[Start of section]
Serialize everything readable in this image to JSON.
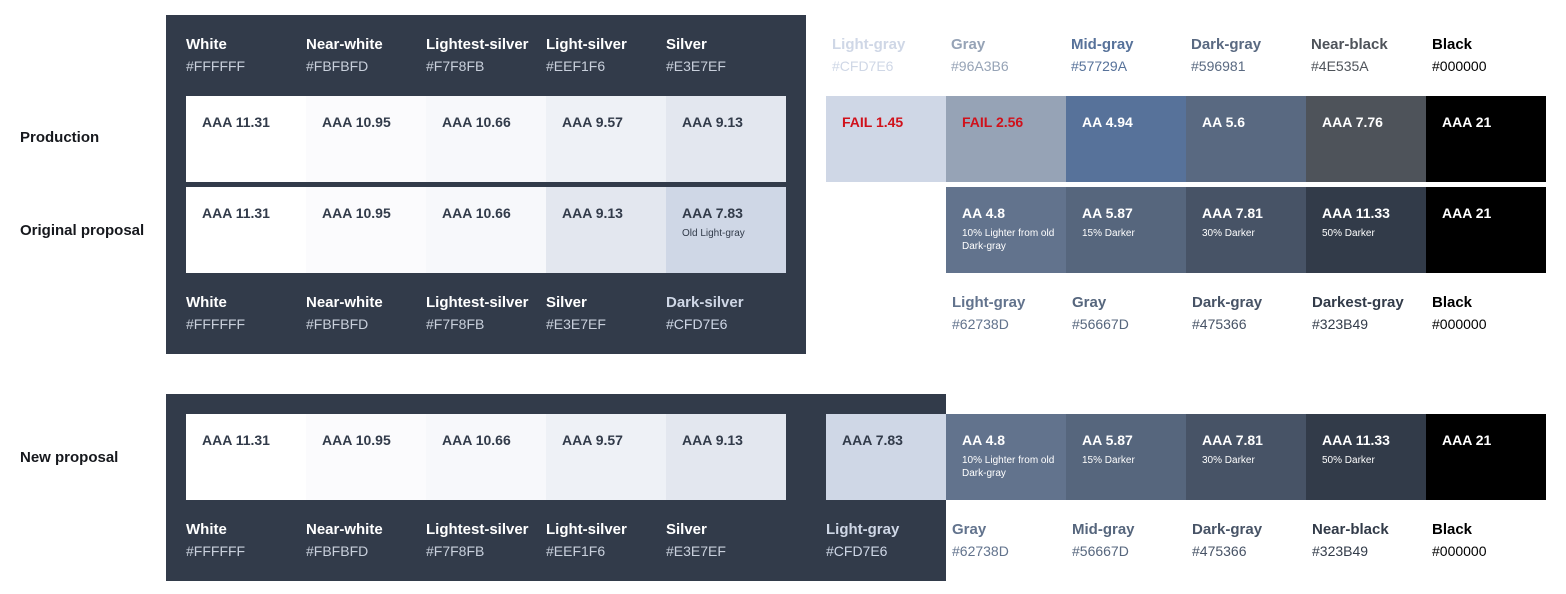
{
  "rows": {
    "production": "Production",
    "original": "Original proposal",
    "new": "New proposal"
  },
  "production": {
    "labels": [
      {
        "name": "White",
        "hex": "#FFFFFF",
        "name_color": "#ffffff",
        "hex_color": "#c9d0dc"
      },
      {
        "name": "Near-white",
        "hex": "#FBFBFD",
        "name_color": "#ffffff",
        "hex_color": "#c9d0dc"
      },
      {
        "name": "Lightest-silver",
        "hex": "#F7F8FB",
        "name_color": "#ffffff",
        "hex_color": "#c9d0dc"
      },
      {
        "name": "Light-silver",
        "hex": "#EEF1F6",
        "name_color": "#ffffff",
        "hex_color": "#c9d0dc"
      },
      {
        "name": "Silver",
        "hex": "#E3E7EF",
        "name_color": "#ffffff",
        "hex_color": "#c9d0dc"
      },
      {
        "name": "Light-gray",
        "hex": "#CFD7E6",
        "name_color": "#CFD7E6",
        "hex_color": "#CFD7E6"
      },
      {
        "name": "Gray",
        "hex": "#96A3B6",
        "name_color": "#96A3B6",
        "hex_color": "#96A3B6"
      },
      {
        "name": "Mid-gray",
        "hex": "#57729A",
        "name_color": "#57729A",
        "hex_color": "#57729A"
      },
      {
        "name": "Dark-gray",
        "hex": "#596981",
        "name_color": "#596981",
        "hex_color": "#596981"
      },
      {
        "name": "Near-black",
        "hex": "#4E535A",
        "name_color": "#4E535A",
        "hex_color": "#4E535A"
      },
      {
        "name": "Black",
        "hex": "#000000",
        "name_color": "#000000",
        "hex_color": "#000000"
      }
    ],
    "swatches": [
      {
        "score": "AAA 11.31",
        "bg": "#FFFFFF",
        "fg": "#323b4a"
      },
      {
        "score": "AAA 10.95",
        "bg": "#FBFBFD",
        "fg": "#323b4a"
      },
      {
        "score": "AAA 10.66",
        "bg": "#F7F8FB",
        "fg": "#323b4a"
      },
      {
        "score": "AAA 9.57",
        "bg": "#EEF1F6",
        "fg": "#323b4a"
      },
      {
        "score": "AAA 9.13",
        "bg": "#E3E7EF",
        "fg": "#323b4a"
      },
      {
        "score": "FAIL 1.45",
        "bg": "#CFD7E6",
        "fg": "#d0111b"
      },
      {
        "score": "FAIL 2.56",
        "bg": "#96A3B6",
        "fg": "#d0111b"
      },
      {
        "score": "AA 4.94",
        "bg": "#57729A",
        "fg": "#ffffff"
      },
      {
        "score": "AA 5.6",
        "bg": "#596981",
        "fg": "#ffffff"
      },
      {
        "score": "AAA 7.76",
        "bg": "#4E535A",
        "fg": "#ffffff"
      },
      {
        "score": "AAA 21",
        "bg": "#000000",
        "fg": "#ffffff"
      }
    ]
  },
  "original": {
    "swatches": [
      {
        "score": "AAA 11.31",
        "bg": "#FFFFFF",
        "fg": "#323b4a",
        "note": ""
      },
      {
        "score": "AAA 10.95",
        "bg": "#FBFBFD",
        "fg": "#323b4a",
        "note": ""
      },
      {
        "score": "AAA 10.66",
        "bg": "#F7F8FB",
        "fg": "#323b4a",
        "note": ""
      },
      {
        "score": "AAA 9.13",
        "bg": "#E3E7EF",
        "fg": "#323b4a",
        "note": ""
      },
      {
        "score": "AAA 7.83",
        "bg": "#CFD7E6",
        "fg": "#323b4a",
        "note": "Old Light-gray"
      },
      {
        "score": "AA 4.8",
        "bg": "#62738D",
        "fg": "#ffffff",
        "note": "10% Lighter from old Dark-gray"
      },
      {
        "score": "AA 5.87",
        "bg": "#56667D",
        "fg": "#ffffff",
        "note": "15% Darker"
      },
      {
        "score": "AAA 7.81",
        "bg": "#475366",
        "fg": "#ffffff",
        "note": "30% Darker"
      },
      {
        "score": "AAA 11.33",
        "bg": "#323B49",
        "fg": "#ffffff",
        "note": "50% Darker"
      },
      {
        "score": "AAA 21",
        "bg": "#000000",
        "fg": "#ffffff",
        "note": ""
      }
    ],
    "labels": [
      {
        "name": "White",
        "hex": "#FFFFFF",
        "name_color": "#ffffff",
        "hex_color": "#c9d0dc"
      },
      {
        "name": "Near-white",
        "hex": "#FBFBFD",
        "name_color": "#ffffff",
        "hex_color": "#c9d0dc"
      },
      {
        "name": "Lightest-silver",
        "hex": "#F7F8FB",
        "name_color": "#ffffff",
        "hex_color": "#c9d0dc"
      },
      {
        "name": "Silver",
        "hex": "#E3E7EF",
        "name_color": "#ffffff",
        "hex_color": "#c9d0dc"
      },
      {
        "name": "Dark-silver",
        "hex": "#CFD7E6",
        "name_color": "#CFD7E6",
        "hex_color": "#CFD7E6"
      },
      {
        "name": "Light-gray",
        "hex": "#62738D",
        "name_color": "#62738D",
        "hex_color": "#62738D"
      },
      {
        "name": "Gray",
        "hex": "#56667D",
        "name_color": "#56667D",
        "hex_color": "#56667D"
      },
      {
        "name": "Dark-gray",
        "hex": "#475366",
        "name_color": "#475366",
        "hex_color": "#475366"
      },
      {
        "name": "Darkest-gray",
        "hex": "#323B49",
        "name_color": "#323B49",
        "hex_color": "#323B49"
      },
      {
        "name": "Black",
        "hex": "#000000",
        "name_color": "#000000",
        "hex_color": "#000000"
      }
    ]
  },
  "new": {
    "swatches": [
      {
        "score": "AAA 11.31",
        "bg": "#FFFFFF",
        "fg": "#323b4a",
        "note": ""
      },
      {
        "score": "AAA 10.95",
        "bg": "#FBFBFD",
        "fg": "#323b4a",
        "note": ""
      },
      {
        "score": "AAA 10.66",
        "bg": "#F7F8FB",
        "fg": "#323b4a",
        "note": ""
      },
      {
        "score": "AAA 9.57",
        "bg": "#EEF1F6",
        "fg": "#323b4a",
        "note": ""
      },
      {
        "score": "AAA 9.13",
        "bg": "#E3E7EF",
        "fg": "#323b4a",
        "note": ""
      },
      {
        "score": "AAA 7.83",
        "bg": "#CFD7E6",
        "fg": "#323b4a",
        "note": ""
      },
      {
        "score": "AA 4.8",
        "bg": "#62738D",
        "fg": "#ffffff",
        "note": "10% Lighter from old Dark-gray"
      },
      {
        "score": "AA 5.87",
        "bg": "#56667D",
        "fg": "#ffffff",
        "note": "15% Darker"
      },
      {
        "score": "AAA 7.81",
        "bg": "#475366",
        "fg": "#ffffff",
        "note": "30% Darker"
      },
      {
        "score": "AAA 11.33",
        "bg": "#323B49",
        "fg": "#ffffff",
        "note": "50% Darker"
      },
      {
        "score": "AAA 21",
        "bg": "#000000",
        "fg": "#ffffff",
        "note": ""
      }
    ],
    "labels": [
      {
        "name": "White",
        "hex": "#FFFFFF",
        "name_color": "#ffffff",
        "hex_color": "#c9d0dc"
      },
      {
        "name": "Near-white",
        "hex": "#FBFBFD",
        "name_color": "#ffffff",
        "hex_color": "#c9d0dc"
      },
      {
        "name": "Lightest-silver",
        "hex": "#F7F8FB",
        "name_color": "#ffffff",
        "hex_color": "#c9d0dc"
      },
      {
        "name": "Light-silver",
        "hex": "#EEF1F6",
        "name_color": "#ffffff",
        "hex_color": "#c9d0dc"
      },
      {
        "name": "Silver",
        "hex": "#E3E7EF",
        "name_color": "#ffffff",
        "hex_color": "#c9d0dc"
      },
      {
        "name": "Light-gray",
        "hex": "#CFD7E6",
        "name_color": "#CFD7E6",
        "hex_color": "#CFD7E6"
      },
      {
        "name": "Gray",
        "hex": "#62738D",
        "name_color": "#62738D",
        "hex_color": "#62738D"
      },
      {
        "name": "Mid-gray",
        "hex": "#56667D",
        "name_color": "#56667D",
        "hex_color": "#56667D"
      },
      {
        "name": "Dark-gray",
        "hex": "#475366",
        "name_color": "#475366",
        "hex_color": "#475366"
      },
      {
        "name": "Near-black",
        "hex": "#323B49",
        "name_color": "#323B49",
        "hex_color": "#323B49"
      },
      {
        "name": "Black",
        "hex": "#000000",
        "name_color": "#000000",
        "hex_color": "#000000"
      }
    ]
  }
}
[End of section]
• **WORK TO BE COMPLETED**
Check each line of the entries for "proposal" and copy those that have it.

• **RESPONSE**
    "original": "Original proposal",
    "new": "New proposal"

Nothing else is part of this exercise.